20. Technology has - in many ways, from the contraceptive pill to the iPod, the blog and the CCTV camera - expanded the space and power of the individual.
Some complications though....
a) all of the above are generalisations: and have to be read as such.
b) are these methods replicable by their opponents? Clearly up to a point they are. So the assumption in the global progressive movement that their values are aligned with that of the networked world may be wrong. Also we have yet to see what happens to all this social networking if a state ever seriously pulls the plug on the technology: switches the mobile network off, censors the internet, cyber-attacks the protesters.
c) China is the laboratory here, where the Internet Police are paid to go online and foment pro-government "memes" to counteract the oppositional ones. The Egyptian leftist blogger Arabawy.org says on his website that : "in a dictatorship, independent journalism by default becomes a form of activism, and the spread of information is essentially an act of agitation." But independent journalism is suppressed in many parts of the world.
d) what happens to this new, fluffy global zeitgeist when it runs up against the old-style hierarchical dictatorship in a death match, where the latter has about 300 Abrams tanks? We may be about to find out.
e) - and this one is troubling for mainstream politics: are we creating a complete disconnect between the values and language of the state and those of the educated young? Egypt is a classic example - if you hear the NDP officials there is a time-warped aspect to their language compared to that of young doctors and lawyers on the Square. But there are also examples in the UK: much of the political discourse - on both sides of the House of Commons - is treated by many young people as a barely intelligible "noise" - and this goes wider than just the protesters.
(For example: I'm finding it common among non-politicos these days that whenever you mention the "Big Society" there's a shrug and a suppressed laugh - yet if you move into the warren of thinktanks around Westminster, it's treated deadly seriously. Dissing the Big Society has quickly become a "meme" that crosses political tribal boundaries under the Coalition, yet most professional politicians are deaf to "memes" as the youth are to the contents of Hansard.)

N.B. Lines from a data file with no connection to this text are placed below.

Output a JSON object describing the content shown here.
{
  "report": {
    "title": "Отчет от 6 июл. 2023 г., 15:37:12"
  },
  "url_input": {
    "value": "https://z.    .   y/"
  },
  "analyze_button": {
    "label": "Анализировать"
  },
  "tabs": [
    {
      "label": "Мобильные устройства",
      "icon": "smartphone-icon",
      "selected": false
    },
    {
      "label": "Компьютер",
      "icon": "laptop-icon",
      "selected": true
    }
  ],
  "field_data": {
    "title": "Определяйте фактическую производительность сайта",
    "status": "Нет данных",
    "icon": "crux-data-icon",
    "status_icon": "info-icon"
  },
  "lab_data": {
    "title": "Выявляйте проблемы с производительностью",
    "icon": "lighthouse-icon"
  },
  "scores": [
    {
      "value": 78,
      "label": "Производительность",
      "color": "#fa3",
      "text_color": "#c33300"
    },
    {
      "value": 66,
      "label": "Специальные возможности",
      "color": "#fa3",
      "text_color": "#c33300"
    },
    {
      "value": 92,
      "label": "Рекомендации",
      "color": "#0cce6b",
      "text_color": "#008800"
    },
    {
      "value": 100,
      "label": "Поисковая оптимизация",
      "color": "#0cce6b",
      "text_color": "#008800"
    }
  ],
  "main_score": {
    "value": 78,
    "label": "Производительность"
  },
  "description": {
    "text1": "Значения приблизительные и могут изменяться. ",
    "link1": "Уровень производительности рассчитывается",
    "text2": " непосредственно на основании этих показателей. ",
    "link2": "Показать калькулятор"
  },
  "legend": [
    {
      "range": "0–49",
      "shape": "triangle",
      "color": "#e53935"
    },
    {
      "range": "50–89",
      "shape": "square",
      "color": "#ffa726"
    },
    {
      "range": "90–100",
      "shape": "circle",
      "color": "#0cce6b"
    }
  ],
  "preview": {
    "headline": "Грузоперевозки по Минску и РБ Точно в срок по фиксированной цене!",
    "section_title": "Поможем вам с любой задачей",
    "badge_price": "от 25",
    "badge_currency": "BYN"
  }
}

That's it - as I say, these are just my thoughts on it all and not researched other than through experience: there are probably whole PhD theses about some of this so feel free to hit the comments.
Likewise if you think it is all balderdash, and if you are over 40 you may, vent your analog-era spleen below.
I'm Paul Mason, Newsnight’s economics editor, a job that takes me from Kenyan shanty towns to Russian hedge funds and Chinese factories. My blog is called Idle Scrawl. It veers wildly across the subject: from house prices, to global poverty; from deconstructing glib terminology to devastating critiques of the England football management. It is occasionally meant to be funny.